Since 2015 France has carried out air strikes against Islamic State (IS) militants in Syria as part of allied forces linked to the U.S.-led coalition, conducting about 5 percent of total coalition air missions.
There was no word from Putin himself, though Russian Foreign Minister Sergei Lavrov said Moscow was in contact with Washington to discuss an atmosphere which he described as alarming.
"God forbid anything adventurous will be done in Syria on the lines of the Libyan and Iraqi experience," he told a news conference, referring to Western interventions elsewhere in the region.
"Even non-significant incidents would lead to new waves of migrants to Europe and to other consequences, which neither we nor our European neighbours need," Lavrov said.
AVERTING WAR - A PRIORITY
Russian Deputy Prime Minister Arkady Dvorkovich took an apparent swipe at Trump's tweets.
"We cannot depend on what someone on the other side of the ocean takes into his head in the morning. We cannot take such risks," he said at a forum.
Vassily Nebenzia, Moscow's U.N. ambassador said he "cannot exclude" war between the United States and Russia. "The immediate priority is to avert the danger of war," he told reporters. "We hope there will be no point of no return."
Sheikh Naim Qassem, deputy leader of the Iranian-backed Hezbollah movement, told Lebanese daily al-Joumhouria: "The conditions do not point to a total war happening ... unless Trump and (Israeli leader Benjamin) Netanyahu completely lose their minds."

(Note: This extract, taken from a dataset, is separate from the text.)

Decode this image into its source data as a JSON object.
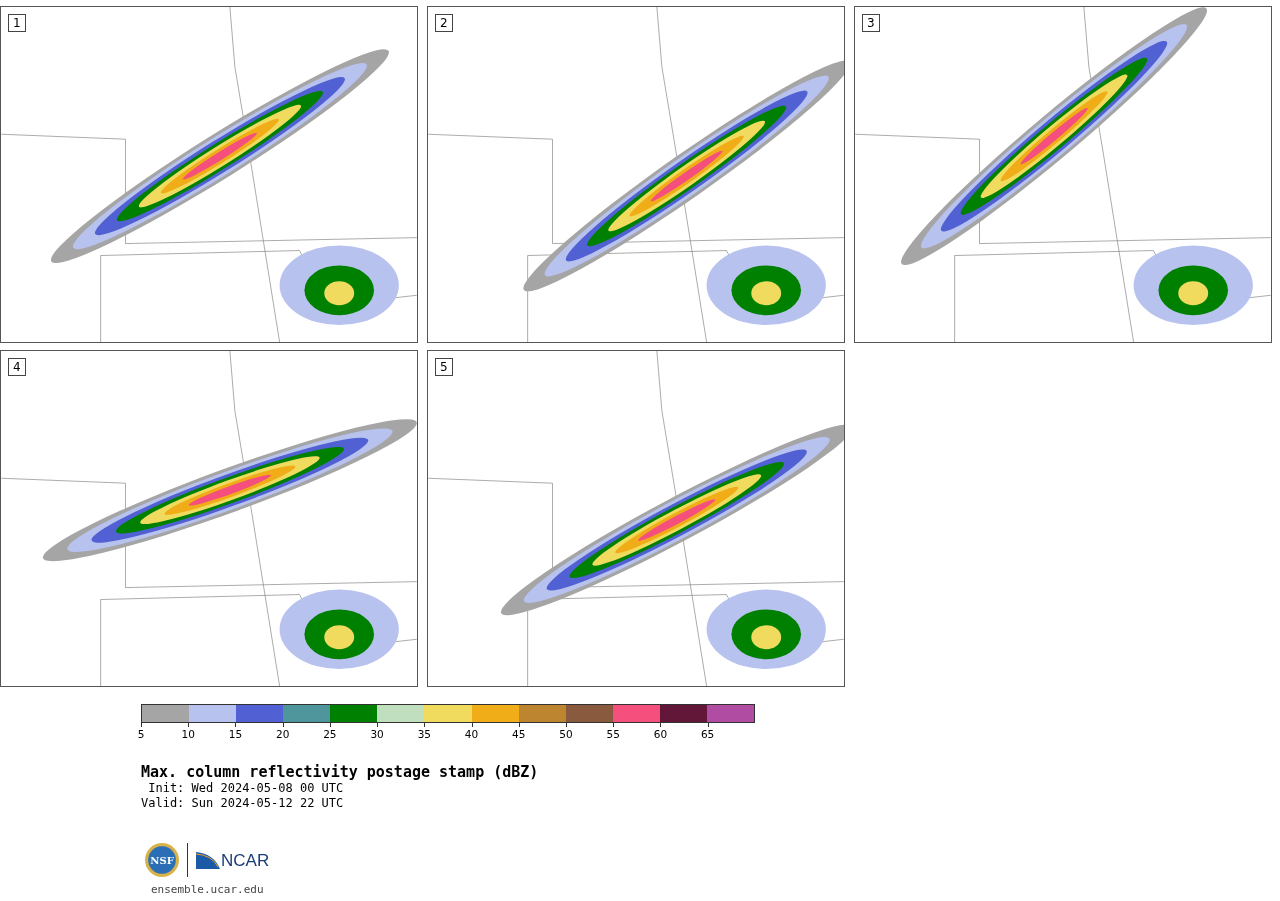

U.S. allies have offered strong words of support for Washington but no clear military plans have yet emerged.
British Prime Minister Theresa May won backing from her senior ministers on Thursday to take unspecified action with the United States and France to deter further use of chemical weapons by Syria.
Some national leaders appeared anxious to avert a U.S.-Russian showdown.

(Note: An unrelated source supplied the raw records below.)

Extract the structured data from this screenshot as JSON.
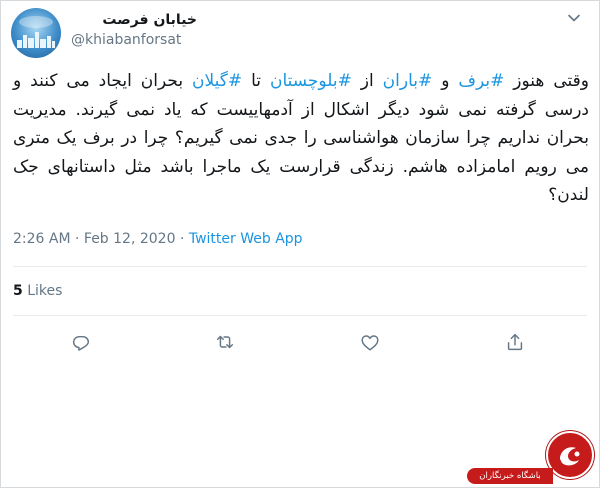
{
  "tweet": {
    "display_name": "خیابان فرصت",
    "handle": "@khiabanforsat",
    "text": {
      "p1": "وقتی هنوز ",
      "tag1": "#برف",
      "p2": " و ",
      "tag2": "#باران",
      "p3": " از ",
      "tag3": "#بلوچستان",
      "p4": " تا ",
      "tag4": "#گیلان",
      "p5": " بحران ایجاد می کنند و درسی گرفته نمی شود دیگر اشکال از آدمهاییست که یاد نمی گیرند. مدیریت بحران نداریم چرا سازمان هواشناسی را جدی نمی گیریم؟ چرا در برف یک متری می رویم امامزاده هاشم. زندگی قرارست یک ماجرا باشد مثل داستانهای جک لندن؟"
    },
    "time": "2:26 AM",
    "separator": "·",
    "date": "Feb 12, 2020",
    "app": "Twitter Web App",
    "likes_count": "5",
    "likes_label": "Likes"
  },
  "icons": {
    "menu": "chevron-down-icon",
    "reply": "reply-icon",
    "retweet": "retweet-icon",
    "like": "heart-icon",
    "share": "share-icon"
  },
  "watermark": {
    "text": "باشگاه خبرنگاران"
  },
  "colors": {
    "link": "#1b95e0",
    "secondary": "#657786",
    "brand_red": "#c61b1b"
  }
}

Apart from Macron's phone conversation with Putin, NATO members Germany and the Netherlands have said they will not take part in any military action.
Tayyip Erdogan, president of Syria's neighbour Turkey which is also in NATO, said on Friday he had spoken by phone with Trump and Putin and told both that increasing tension in the region was not right.

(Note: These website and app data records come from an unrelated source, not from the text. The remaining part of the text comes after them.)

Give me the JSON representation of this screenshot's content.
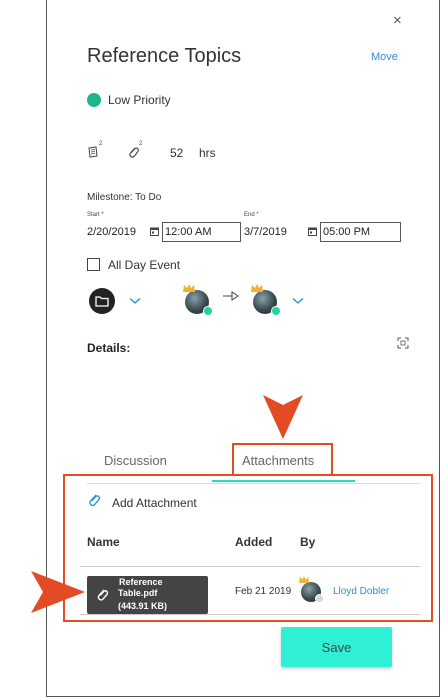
{
  "dialog": {
    "close_glyph": "×",
    "title": "Reference Topics",
    "move_label": "Move"
  },
  "priority": {
    "label": "Low Priority",
    "color": "#1fb58a"
  },
  "meta": {
    "doc_count": "2",
    "attachment_count": "2",
    "hours_value": "52",
    "hours_unit": "hrs"
  },
  "milestone": {
    "label": "Milestone: To Do"
  },
  "schedule": {
    "start_label": "Start *",
    "start_date": "2/20/2019",
    "start_time": "12:00 AM",
    "end_label": "End *",
    "end_date": "3/7/2019",
    "end_time": "05:00 PM"
  },
  "all_day": {
    "label": "All Day Event",
    "checked": false
  },
  "details": {
    "label": "Details:"
  },
  "tabs": [
    {
      "label": "Discussion",
      "active": false
    },
    {
      "label": "Attachments",
      "active": true
    }
  ],
  "attachments": {
    "add_label": "Add Attachment",
    "columns": [
      "Name",
      "Added",
      "By"
    ],
    "rows": [
      {
        "name_line1": "Reference",
        "name_line2": "Table.pdf",
        "size": "(443.91 KB)",
        "added": "Feb 21 2019",
        "by": "Lloyd Dobler"
      }
    ]
  },
  "save_label": "Save",
  "colors": {
    "accent_teal": "#2ff0d5",
    "link_blue": "#2f8ecf",
    "annotation_orange": "#e24b23",
    "status_green": "#22d39a"
  },
  "icons": [
    "close-icon",
    "document-icon",
    "paperclip-icon",
    "calendar-icon",
    "folder-icon",
    "chevron-down-icon",
    "arrow-right-icon",
    "expand-icon",
    "crown-icon"
  ]
}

A first team of experts from global watchdog, the Organisation for the Prohibition of Chemical Weapons, has arrived in Syria, U.N. Secretary-General Antonio Guterres said. They are expected to start their investigations into the Douma incident on Saturday, the Netherlands-based agency said.
In Geneva, U.N. war crimes investigators condemned on Friday the suspected use of chemical weapons in Douma and called for evidence to be preserved with a view to future prosecutions.
ASSAD TIGHTENS GRIP
Trump himself appeared on Thursday to cast doubt on at least the timing of any U.S.-led military action, tweeting: "Never said when an attack on Syria would take place. Could be very soon or not so soon at all!"
He met his national security team later in the day and "no final decision has been made", the White House said in a statement.
"We are continuing to assess intelligence and are engaged in conversations with our partners and allies," it said.
Global stock markets have had a whipsaw week, largely fuelled by Trump's tendency to change his mind over top policy issues.
The capture of Douma has clinched a major victory for Assad, crushing what was once a centre of the insurgency near Damascus, and underlines his unassailable position in the war.
Assad, who is supported by Iranian-back fighters as well as the Russian air force, has cemented his control over most of the western, more heavily populated, part of the country. Rebels and jihadist insurgents are largely contained to two areas on Syria's northern and southern borders.